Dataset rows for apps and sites
________________

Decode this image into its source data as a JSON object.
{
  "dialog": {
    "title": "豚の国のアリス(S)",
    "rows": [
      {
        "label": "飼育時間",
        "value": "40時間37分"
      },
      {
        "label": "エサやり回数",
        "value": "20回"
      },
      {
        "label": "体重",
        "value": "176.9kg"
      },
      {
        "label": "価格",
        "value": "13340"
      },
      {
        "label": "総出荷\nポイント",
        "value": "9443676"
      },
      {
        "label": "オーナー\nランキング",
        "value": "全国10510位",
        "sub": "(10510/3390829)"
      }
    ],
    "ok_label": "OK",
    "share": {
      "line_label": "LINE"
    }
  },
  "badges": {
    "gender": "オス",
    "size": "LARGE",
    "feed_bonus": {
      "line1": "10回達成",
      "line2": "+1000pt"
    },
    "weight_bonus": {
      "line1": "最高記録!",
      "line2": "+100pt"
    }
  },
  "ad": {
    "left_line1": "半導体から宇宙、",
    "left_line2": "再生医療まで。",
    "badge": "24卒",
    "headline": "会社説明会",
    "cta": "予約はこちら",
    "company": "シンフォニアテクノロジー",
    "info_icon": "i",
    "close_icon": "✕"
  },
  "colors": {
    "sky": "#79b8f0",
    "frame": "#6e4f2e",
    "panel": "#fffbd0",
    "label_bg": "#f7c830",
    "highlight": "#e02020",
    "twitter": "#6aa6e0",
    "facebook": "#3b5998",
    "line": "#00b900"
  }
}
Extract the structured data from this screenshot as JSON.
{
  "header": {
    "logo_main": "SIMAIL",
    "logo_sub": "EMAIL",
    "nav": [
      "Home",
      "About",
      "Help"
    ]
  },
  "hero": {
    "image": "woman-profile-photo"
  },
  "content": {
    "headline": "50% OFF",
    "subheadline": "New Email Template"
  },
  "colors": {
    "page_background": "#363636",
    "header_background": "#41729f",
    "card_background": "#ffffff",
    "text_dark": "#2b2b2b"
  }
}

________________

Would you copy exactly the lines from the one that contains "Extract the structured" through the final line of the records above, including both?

Extract the structured data from this screenshot as JSON.
{
  "header": {
    "logo_main": "SIMAIL",
    "logo_sub": "EMAIL",
    "nav": [
      "Home",
      "About",
      "Help"
    ]
  },
  "hero": {
    "image": "woman-profile-photo"
  },
  "content": {
    "headline": "50% OFF",
    "subheadline": "New Email Template"
  },
  "colors": {
    "page_background": "#363636",
    "header_background": "#41729f",
    "card_background": "#ffffff",
    "text_dark": "#2b2b2b"
  }
}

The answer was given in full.